CAIRO, Apr 24 (Aswat Masriya) - Several political forces and public figures have called on Egyptians to participate in protests planned for Apr. 25, while the interior ministry threatened to respond firmly to any attempts to "break the law."
Under the slogan "Friday of the Land", thousands of protesters gathered in front of the press syndicate on Apr. 15 to protest against a maritime border demarcation agreement signed between Egypt and Saudi Arabia earlier in April and stipulating that Egypt will transfer control over two strategic Red Sea islands to Saudi Arabia.
Protesters ended their demonstration then but said they will resume protesting on Apr. 25, which coincides with Sinai Liberation Day.
The two disputed islands, Tiran and Sanafir, control maritime activity in the Gulf of al-Aqaba.
The border demarcation agreement, which has yet to be ratified by the Egyptian parliament, has stirred controversy in Egypt. Critics argue that the two islands are Egyptian and accuse President Abdel Fattah al-Sisi of "selling Egypt" to Saudi Arabia in return for Saudi aid.
Among the parties and forces calling for the protests are the Egyptian Social Democratic Party and the Strong Egypt Party, in addition to a number of student groups and youth movements and the two former presidential candidates Hamdeen Sabahi and Khaled Ali.
Ahmed Kamel, spokesman of the Popular Current Party founded by Sabahi, said that the party supports the planned Apr. 25 protests in coordination with other parties from the "democratic current".
Kamel told Aswat Masriya that "choosing Apr. 25 specifically for the breakout of protests coincides with a national occasion, which is celebrating Sinai Liberation Day, to reaffirm also that we hold on to the land and that it will not be given up to any regional power regardless of its size."
The protests aim primarily to emphasise their outright refusal "to relinquish" Egyptian territory, in addition to other issues related to random arrests, he added.
As many as 40 people were arrested on Thursday night during a series of raids on downtown Cairo’s cafés, four days ahead of the planned protests.
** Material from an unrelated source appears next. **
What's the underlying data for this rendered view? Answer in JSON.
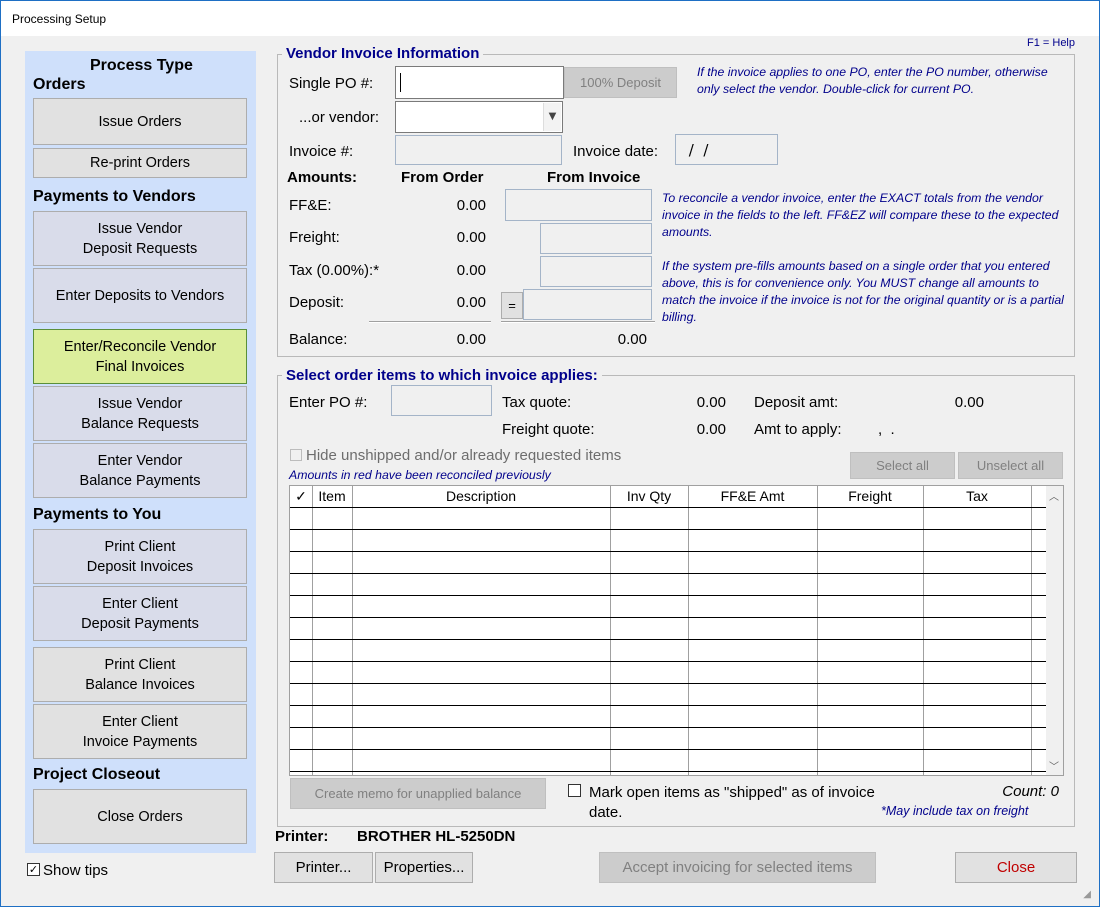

While most of those arrested were released later, at least 10 people are still being interrogated.
ِAmid calls for protests, Interior Minister Magdy Abdel Ghaffar warned on Sunday that security forces will respond with "utmost firmness" to any action that disturbs public security.
President Abdel Fattah al-Sisi said in a speech on Sunday, in commemoration of Sinai Liberation Day, that the state will firmly stand in the face of attempts to destabilise the country and terrorise people.
Commenting on the "Friday of the Land" protests that took place on Apr. 15, Kamel said that the interior ministry "restrained itself" although the detention of political activists ahead of Apr. 25 indicates that there is "a different approach" in dealing with the protests.
If the ministry uses violence in dealing with the planned protests, "it will have to bear the consequences because this would turn the entire day into violence."
Ahmed Emam, spokesman of the Strong Egypt Party established by former presidential candidate Abdel Moneim Aboulfotouh, said that the Tiran and Sanafir islands constituted the issue "that broke the camel's back."
"We are against this regime which thinks only about its own interests and doesn't consider the country's interests," he added.
The now-banned Muslim Brotherhood group is among those calling on Egyptians to "participate vigorously in the popular revolutionary movement on Apr. 25."
Defending the handing over of the two islands to Saudi Arabia, Sisi said previously that both islands lie within the Saudi territorial waters and blamed "evil forces" for the escalation of the situation.
It is not only about the islands deal
The coordinator of the April 6 Youth Movement, Amr Fahmy, said the movement will also participate in Monday's protests, not only over the islands deal but also to protest against the arrests of political activists by security forces.
Fahmy said the movement has not decided on how it would deal with the police if the police uses violence against protesters. "We, as usual, plan to protest peacefully and have no intention of violence."
He said the movement did not get a permission from the interior ministry to protest.
According to the protest law, which was issued in 2013, assembly organisers must notify the concerned security authorities with their plans for assembly at least three working days in advance. The law also grants the interior ministry the right to cancel, move or postpone assemblies.